“The Saros cycle of 6585.322 days is useful for predicting the times at which nearly identical eclipses will occur, and derives from three periodicities of the lunar orbit: the synodic month, the draconic month, and the anomalistic month. For an eclipse to occur, either the Moon must be located between the Earth and Sun (for a solar eclipse) or the Earth must be located between the Sun and Moon (for a lunar eclipse). This can happen only when the Moon is new or full, respectively, and repeat occurrences of these lunar phases are controlled by the Moon’s synodic period, which is about 29.53 days.”
and the Inex Cycle:
“The inex is an eclipse cycle of 10,571.95 days (about 29 years minus 20 days).”
“Unlike the saros cycle, the inex is not close to an integer number of anomalistic months so successive eclipses are not very similar in their appearance and characteristics. From the remainder of 0.67351, being near 2/3, every third eclipse will have a similar position in the moon’s elliptical orbit and apparent diameter, so the quality of the solar eclipse (total versus annular) will repeat in these groupings of 3 cycles (87 years minus 2 months).”
The combined cycles of the Saros and Inex Cycles can be visualized here:
And it gets even more complex than that because “A Saros series doesn’t last indefinitely because the three lunar months are not perfectly commensurate with one another. In particular, the Moon’s node shifts eastward by about 0.5º with each cycle. A typical Saros series for a solar eclipse begins when new Moon occurs ~18° east of a node. If the first eclipse occurs at the Moon’s descending node, the Moon’s umbral shadow will pass ~3500 km below Earth and a partial eclipse will be visible from the south polar region. On the following return, the umbra will pass ~300 km closer to Earth and a partial eclipse of slightly larger magnitude will result. After ten or eleven Saros cycles (about 200 years), the first central eclipse will occur near the south pole of Earth. Over the course of the next 950 years, a central eclipse occurs every 18.031 years (= Saros) but will be displaced northward by an average of ~300 km. Halfway through this period, eclipses of long duration will occur near the equator. The last central eclipse of the series occurs near the north pole. The next approximately ten eclipses will be partial with successively smaller magnitudes. Finally, the Saros series will end a dozen or more centuries after it began at the opposite pole. Due to the ellipticity of the orbits of Earth and the Moon, the exact duration and number of eclipses in a complete Saros is not constant. A series may last 1226 to 1550 years and is comprised of 69 to 87 eclipses, of which about 40 to 60 are central (i.e., total, hybrid or annular).

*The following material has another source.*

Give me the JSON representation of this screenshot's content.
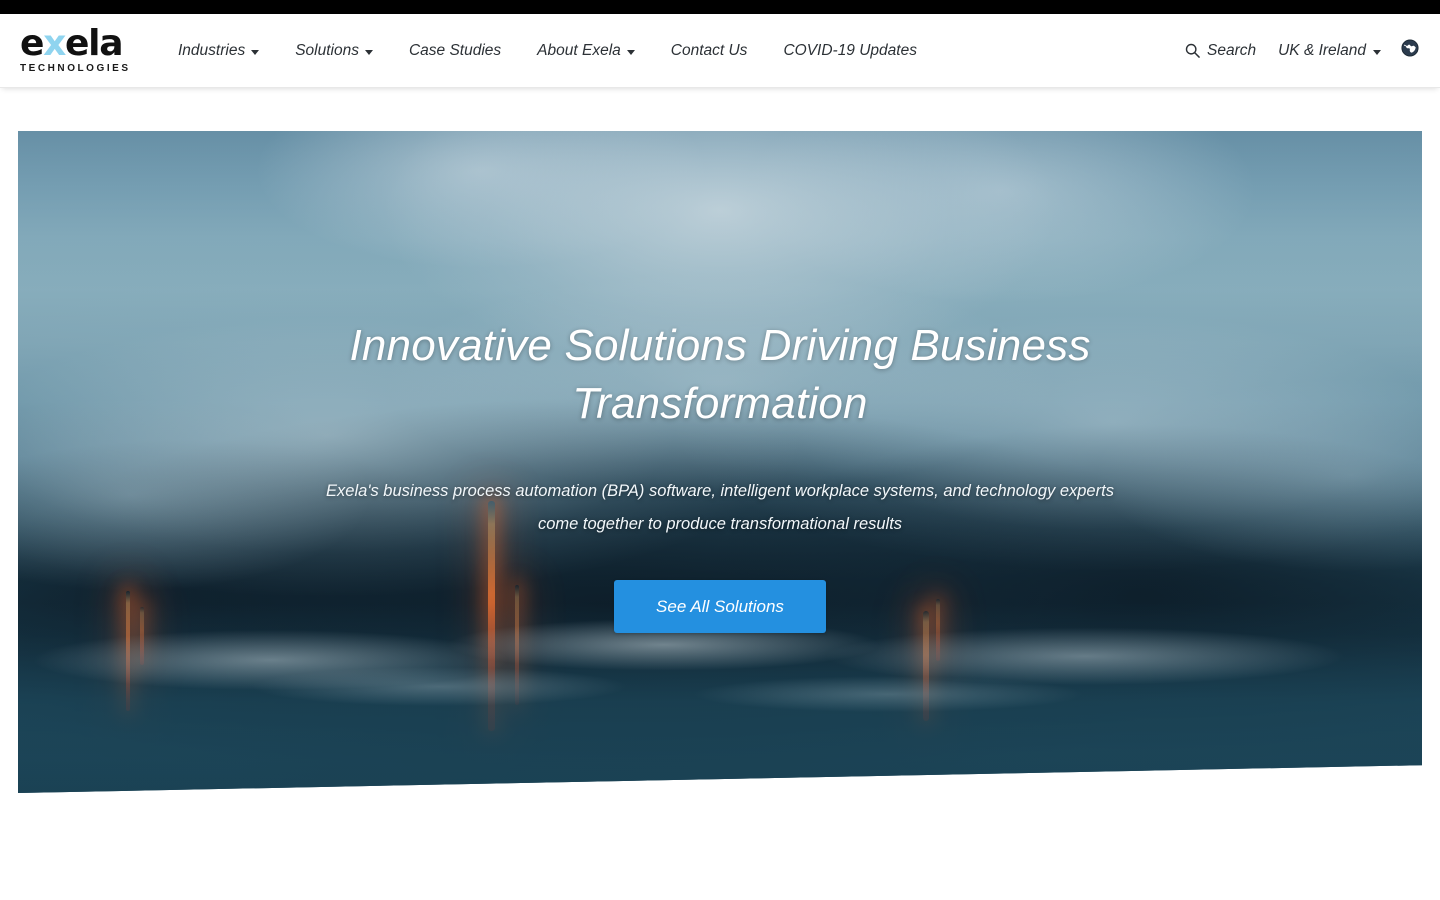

The point here being that Earth’s tidal forces are ridiculously complex, and their potential impacts on Earth’s Ocean Tides;
the Thermohaline Circulation;
Oceanic Oscillations including El Nino/La Nina, the Pacific Decadal Oscillation (PDO) and Atlantic Multidecadal Oscillation (AMO)
and Atmospheric Tide;
are essentially impossible to predict given our limited understanding of Earth’s climate system. Predictions of “Supermoon” make for good headlines, but what it really shows is how little we understand about Earth’s astounding complex climate system. Happy moon watching.